At this point when the Philippines is ravaged by El Niño, Filipinos begin to realize the dire need to preserve and conserve water, not just for agricultural purposes but also for household consumption, hydroelectric consumption and many more. Above all these, the most important fact that we should be wary and concerned about is quality and potable water.
According to the World Health organization, 1.1 billion people rely on unsafe drinking-water sources. Thus, this year's theme "Clean Water for a Healthy World."
On the other hand, while there is a worldwide concern on water quality, in the Philippines, there is still much work to be done in terms of access. The following water access map will show that most of the households still rely on Level 2 sources, and I quote from the case study I wrote two years ago, entitled: Lessons and Challenges in Sustaining Water Projects in Informal Communities"
Water is one of the most critical resources that the country must guard, protect and effectively and efficiently manage. The Medium Term Philippine Development Plan (MTPDP) estimates that the water distribution system in the country covers only 80 per cent of the population.
While this may look good, statistically, it only describes access to potable water sources--no matter how crude and how far these water systems or sources may be. The World Bank found out that only some 34 million Filipinos or less than half the current population (44%) has piped-in water connections in their homes.

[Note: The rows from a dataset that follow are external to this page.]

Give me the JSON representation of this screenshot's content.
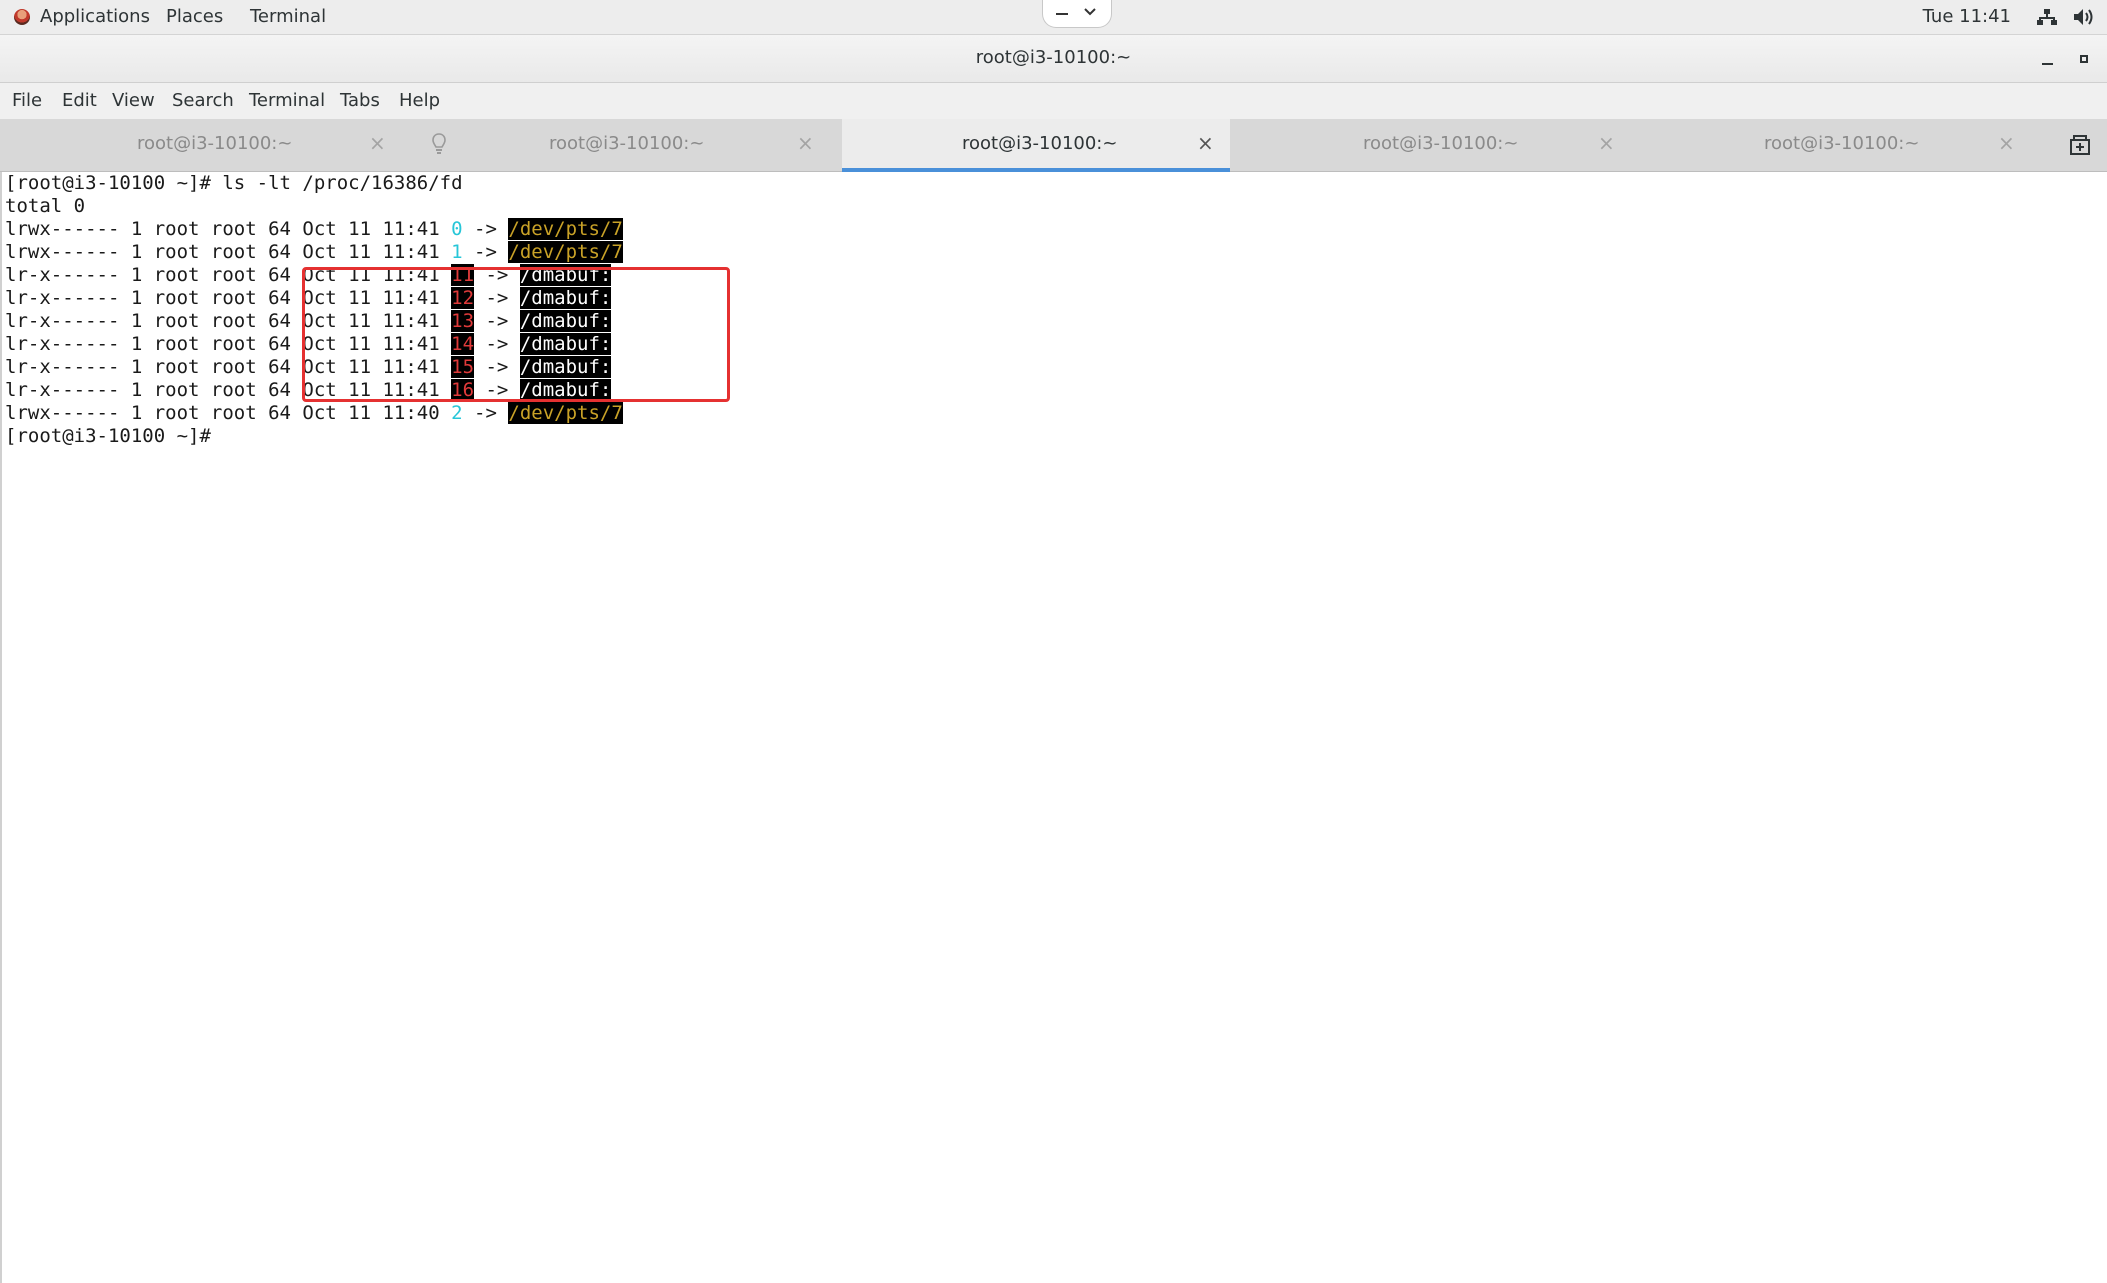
{
  "topbar": {
    "applications": "Applications",
    "places": "Places",
    "terminal": "Terminal",
    "clock": "Tue 11:41"
  },
  "window": {
    "title": "root@i3-10100:~"
  },
  "menubar": {
    "items": [
      "File",
      "Edit",
      "View",
      "Search",
      "Terminal",
      "Tabs",
      "Help"
    ]
  },
  "tabs": [
    {
      "label": "root@i3-10100:~",
      "active": false
    },
    {
      "label": "root@i3-10100:~",
      "active": false
    },
    {
      "label": "root@i3-10100:~",
      "active": true
    },
    {
      "label": "root@i3-10100:~",
      "active": false
    },
    {
      "label": "root@i3-10100:~",
      "active": false
    }
  ],
  "terminal": {
    "command_line": "[root@i3-10100 ~]# ls -lt /proc/16386/fd",
    "total": "total 0",
    "entries": [
      {
        "meta": "lrwx------ 1 root root 64 ",
        "date": "Oct 11 11:41",
        "fd": "0",
        "arrow": " -> ",
        "target": "/dev/pts/7"
      },
      {
        "meta": "lrwx------ 1 root root 64 ",
        "date": "Oct 11 11:41",
        "fd": "1",
        "arrow": " -> ",
        "target": "/dev/pts/7"
      },
      {
        "meta": "lr-x------ 1 root root 64 ",
        "date": "Oct 11 11:41",
        "fd": "11",
        "arrow": " -> ",
        "target": "/dmabuf:"
      },
      {
        "meta": "lr-x------ 1 root root 64 ",
        "date": "Oct 11 11:41",
        "fd": "12",
        "arrow": " -> ",
        "target": "/dmabuf:"
      },
      {
        "meta": "lr-x------ 1 root root 64 ",
        "date": "Oct 11 11:41",
        "fd": "13",
        "arrow": " -> ",
        "target": "/dmabuf:"
      },
      {
        "meta": "lr-x------ 1 root root 64 ",
        "date": "Oct 11 11:41",
        "fd": "14",
        "arrow": " -> ",
        "target": "/dmabuf:"
      },
      {
        "meta": "lr-x------ 1 root root 64 ",
        "date": "Oct 11 11:41",
        "fd": "15",
        "arrow": " -> ",
        "target": "/dmabuf:"
      },
      {
        "meta": "lr-x------ 1 root root 64 ",
        "date": "Oct 11 11:41",
        "fd": "16",
        "arrow": " -> ",
        "target": "/dmabuf:"
      },
      {
        "meta": "lrwx------ 1 root root 64 ",
        "date": "Oct 11 11:40",
        "fd": "2",
        "arrow": " -> ",
        "target": "/dev/pts/7"
      }
    ],
    "prompt": "[root@i3-10100 ~]#"
  },
  "colors": {
    "fd_cyan": "#27c6d8",
    "fd_red": "#e03a3a",
    "pts_target": "#c9a227",
    "highlight_box": "#e53131",
    "active_tab_underline": "#4a90d9"
  },
  "icons": {
    "app": "gnome-foot-icon",
    "network": "network-wired-icon",
    "volume": "audio-volume-icon",
    "tab_close": "close-icon",
    "bell": "bell-icon",
    "new_tab": "new-tab-icon"
  }
}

The rest rely on communal faucet systems, improvised point sources and alternative providers such as water truckers and resellers. (World Bank, 2006).
While the El Niño phenomenon compels us now to rethink or strategies for water management, it should be a continuing and long-term concern of every government rather than merely reacting to it.
Click this link for more information on World Water Day.